abstractNote = {The work on advanced fuel forms in 1996 focused on the synthesis of higher alcohols from mixtures of hydrogen and carbon dioxide (syngas) from coal gasification. The conversion of coal gasification products to commercially valuable alcohols will provide an important new market for current and future gasification plants. Initial work in this project utilized a novel molybdenum sulfide catalyst previously shown to be active for hydrodesulfurization reactions of coal liquids. The support for the active metal sulfide is a layered mixed oxide (hydrotalcite) capable of interaction with the metal sites for catalysis of carbon monoxide reductions. These catalysts have a high surface area, are highly porous, and have basic and acidic functionality. A pressurized fixed-bed flow-through reactor was constructed, and the MoS{sub 2} catalysts were tested with syngas under a variety of conditions.
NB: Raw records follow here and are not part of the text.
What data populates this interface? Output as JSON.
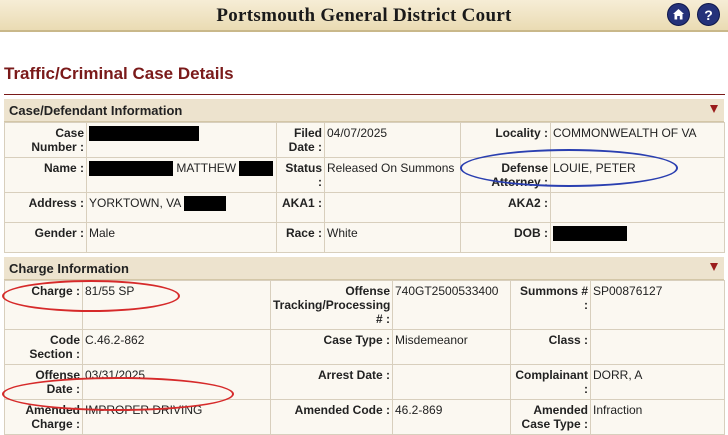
{
  "header": {
    "title": "Portsmouth General District Court",
    "home_icon": "home-icon",
    "help_icon": "help-icon",
    "help_glyph": "?"
  },
  "page": {
    "title": "Traffic/Criminal Case Details"
  },
  "case_section": {
    "heading": "Case/Defendant Information",
    "labels": {
      "case_number": "Case Number :",
      "filed_date": "Filed Date :",
      "locality": "Locality :",
      "name": "Name :",
      "status": "Status :",
      "defense_attorney": "Defense Attorney :",
      "address": "Address :",
      "aka1": "AKA1 :",
      "aka2": "AKA2 :",
      "gender": "Gender :",
      "race": "Race :",
      "dob": "DOB :"
    },
    "values": {
      "filed_date": "04/07/2025",
      "locality": "COMMONWEALTH OF VA",
      "name_first": "MATTHEW",
      "status": "Released On Summons",
      "defense_attorney": "LOUIE, PETER",
      "address": "YORKTOWN, VA",
      "aka1": "",
      "aka2": "",
      "gender": "Male",
      "race": "White"
    }
  },
  "charge_section": {
    "heading": "Charge Information",
    "labels": {
      "charge": "Charge :",
      "tracking": "Offense Tracking/Processing # :",
      "summons": "Summons # :",
      "code_section": "Code Section :",
      "case_type": "Case Type :",
      "class": "Class :",
      "offense_date": "Offense Date :",
      "arrest_date": "Arrest Date :",
      "complainant": "Complainant :",
      "amended_charge": "Amended Charge :",
      "amended_code": "Amended Code :",
      "amended_case_type": "Amended Case Type :"
    },
    "values": {
      "charge": "81/55 SP",
      "tracking": "740GT2500533400",
      "summons": "SP00876127",
      "code_section": "C.46.2-862",
      "case_type": "Misdemeanor",
      "class": "",
      "offense_date": "03/31/2025",
      "arrest_date": "",
      "complainant": "DORR, A",
      "amended_charge": "IMPROPER DRIVING",
      "amended_code": "46.2-869",
      "amended_case_type": "Infraction"
    }
  },
  "colors": {
    "accent": "#7a1a1a",
    "header_bg": "#eadbb3",
    "section_bg": "#ede3ce",
    "red_markup": "#d62a2a",
    "blue_markup": "#2a3fb0"
  }
}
Unfortunately, the catalysts, even with higher molybdenum loading and addition of promoters, failed to give alcohol products. A batch reactor test of the catalyst was also conducted, but did not produce alcohol products. Group 8 metals have been used previously in catalysts for syngas reactions. Ruthenium and rhodium catalysts were prepared by impregnation of a hydrotalcite support. Tests with these catalysts in flow-through reactors also did not produce the desired alcohol products. The formation of higher alcohols from smaller ones, such as methanol and ethanol, could be commercially important if high selectivity could be achieved. The methanol and ethanol would be derived from syngas and fermentation, respectively. Based on previous work in other laboratories, it was hypothesized that the hydrotalcite supported MoS{sub 2} or Ru or Rh catalysts could catalyze the formation of butyl alcohols. Although the desired 1-butanol was obtained in batch reactions with the promoted Ru catalyst, the reaction was not as selective as desired. Product suitable for a lower-vapor-pressure gasoline oxygenate additive was obtained, but it may not be economical to market such products in competition with methyl tertiary-butyl-ether. Flow-through catalytic bed reactions were not successful.},
doi = {10.2172/671849},
url = {https://www.osti.gov/biblio/671849}, journal = {},
number = ,
volume = ,
place = {United States},
year = {1997},
month = {2}
}